Work request »
Show every line in the material below in which the string "data" appears.

Recorded information »
####
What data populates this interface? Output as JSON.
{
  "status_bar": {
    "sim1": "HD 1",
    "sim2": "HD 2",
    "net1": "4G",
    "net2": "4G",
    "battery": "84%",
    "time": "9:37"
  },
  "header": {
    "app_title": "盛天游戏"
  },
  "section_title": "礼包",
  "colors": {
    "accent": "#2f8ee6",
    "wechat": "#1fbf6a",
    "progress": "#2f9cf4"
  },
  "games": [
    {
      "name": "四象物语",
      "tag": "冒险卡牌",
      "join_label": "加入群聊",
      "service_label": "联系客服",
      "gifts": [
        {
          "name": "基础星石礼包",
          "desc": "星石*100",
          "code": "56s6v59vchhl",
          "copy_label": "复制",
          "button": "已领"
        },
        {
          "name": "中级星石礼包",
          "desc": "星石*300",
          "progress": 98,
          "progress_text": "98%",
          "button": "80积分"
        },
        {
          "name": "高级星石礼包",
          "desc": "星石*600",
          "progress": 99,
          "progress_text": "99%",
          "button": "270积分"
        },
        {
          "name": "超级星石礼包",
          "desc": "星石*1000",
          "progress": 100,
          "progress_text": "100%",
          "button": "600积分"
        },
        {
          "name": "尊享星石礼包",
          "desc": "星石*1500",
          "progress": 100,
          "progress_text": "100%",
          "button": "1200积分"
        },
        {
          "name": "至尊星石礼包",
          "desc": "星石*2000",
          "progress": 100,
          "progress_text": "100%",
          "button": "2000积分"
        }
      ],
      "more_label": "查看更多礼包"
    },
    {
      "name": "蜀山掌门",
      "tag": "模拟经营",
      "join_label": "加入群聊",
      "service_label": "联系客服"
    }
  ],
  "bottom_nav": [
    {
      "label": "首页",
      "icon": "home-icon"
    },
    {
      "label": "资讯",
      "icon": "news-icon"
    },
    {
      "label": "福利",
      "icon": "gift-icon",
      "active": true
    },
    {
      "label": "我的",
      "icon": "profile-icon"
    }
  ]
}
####
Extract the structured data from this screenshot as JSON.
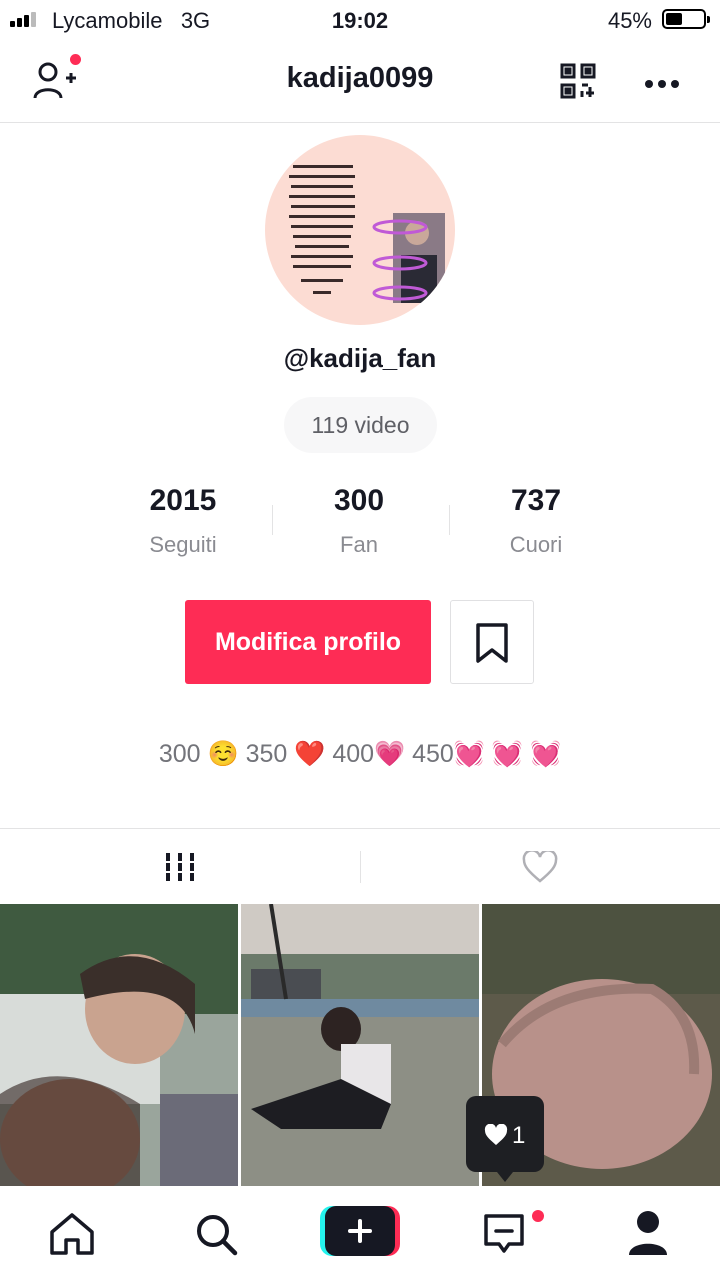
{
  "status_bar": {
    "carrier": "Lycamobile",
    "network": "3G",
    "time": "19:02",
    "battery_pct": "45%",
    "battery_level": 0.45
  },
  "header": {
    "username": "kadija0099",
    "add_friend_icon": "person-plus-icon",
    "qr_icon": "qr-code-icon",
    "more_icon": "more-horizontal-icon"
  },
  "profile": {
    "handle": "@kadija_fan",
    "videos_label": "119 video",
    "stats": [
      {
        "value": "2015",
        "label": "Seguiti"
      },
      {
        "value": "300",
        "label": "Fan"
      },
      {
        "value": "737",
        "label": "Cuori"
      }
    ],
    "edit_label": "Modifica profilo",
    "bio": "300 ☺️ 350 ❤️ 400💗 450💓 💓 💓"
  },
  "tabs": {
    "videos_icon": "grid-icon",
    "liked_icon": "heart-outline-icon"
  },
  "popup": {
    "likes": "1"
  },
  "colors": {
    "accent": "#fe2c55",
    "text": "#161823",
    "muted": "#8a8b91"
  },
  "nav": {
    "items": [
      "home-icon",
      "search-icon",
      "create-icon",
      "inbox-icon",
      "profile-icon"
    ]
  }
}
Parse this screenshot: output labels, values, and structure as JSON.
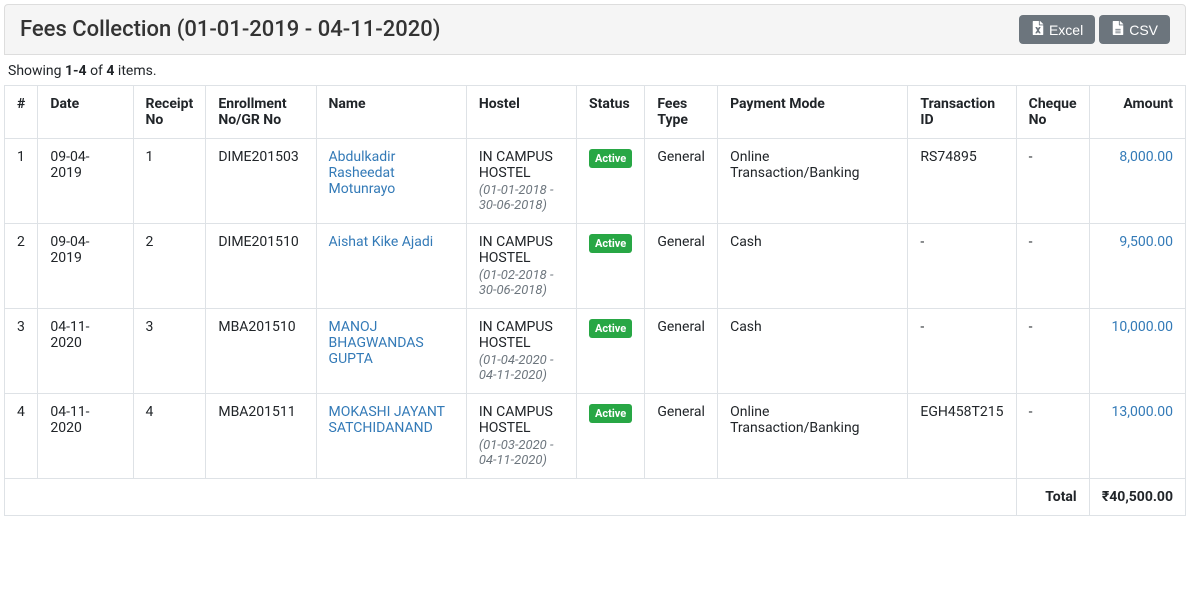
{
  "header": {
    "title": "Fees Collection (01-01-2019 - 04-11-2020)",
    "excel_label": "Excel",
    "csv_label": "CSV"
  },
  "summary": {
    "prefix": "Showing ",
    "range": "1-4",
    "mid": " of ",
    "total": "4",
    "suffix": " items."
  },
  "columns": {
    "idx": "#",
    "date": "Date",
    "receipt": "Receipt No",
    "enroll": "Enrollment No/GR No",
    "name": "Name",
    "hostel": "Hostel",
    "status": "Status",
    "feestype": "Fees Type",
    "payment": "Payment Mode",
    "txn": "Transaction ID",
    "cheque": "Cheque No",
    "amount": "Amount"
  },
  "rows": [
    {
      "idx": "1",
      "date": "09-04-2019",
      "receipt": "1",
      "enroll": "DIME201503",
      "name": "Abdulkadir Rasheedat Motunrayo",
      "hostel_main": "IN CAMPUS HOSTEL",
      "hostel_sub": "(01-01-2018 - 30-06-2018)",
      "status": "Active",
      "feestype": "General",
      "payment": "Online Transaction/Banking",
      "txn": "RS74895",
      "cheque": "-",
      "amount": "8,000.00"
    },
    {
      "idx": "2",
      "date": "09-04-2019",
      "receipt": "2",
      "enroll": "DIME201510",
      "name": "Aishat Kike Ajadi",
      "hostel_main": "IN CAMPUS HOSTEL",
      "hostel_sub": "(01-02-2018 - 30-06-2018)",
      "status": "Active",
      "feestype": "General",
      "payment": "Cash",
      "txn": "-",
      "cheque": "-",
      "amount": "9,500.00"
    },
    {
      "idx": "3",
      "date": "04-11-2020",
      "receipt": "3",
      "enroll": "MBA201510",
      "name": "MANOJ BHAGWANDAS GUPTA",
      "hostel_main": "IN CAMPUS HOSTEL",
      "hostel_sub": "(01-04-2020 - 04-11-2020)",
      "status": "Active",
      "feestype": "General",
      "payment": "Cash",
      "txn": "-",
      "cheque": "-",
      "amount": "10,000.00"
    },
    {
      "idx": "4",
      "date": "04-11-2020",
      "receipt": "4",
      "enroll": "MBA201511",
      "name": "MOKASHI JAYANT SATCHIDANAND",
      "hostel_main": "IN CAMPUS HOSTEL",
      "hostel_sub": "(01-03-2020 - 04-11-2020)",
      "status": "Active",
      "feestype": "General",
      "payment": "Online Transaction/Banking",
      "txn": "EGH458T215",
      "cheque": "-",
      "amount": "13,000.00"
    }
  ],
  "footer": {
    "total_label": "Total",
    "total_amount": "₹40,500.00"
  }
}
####
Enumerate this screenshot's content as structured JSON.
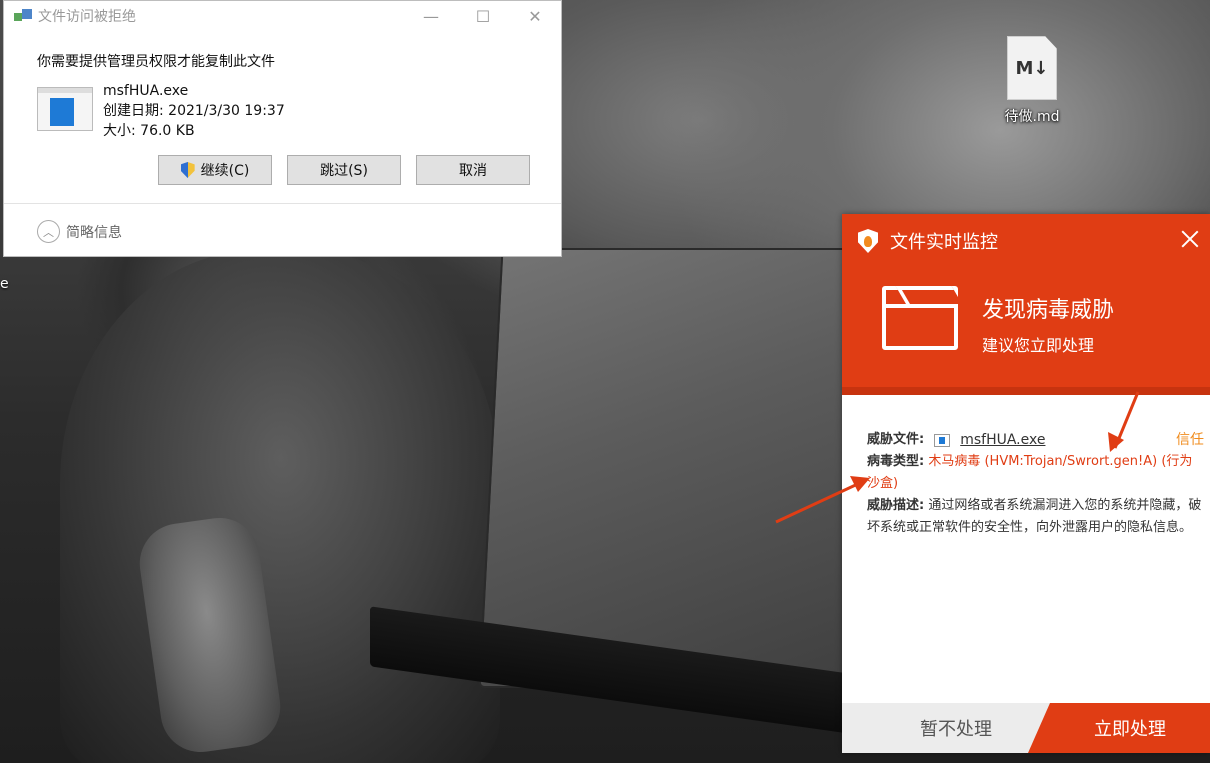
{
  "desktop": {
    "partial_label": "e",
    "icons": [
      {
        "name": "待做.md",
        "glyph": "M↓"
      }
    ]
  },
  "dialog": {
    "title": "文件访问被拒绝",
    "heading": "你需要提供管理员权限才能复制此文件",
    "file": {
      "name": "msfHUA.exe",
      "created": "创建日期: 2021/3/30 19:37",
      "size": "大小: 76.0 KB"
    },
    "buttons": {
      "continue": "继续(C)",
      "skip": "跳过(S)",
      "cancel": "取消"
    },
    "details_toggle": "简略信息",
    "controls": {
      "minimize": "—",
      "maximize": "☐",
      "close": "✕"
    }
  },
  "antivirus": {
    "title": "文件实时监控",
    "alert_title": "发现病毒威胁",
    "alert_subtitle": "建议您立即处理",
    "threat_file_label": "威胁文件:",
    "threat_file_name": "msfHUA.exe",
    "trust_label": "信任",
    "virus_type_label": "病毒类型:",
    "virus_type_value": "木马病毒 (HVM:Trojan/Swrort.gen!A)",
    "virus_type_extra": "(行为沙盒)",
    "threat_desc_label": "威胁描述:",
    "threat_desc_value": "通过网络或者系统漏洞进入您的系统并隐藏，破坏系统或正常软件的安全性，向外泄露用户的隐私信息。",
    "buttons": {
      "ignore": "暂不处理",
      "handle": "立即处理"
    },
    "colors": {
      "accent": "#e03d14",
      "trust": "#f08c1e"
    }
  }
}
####
Completed exercise »
What data populates this interface? Output as JSON.
Extract the structured data from this screenshot as JSON.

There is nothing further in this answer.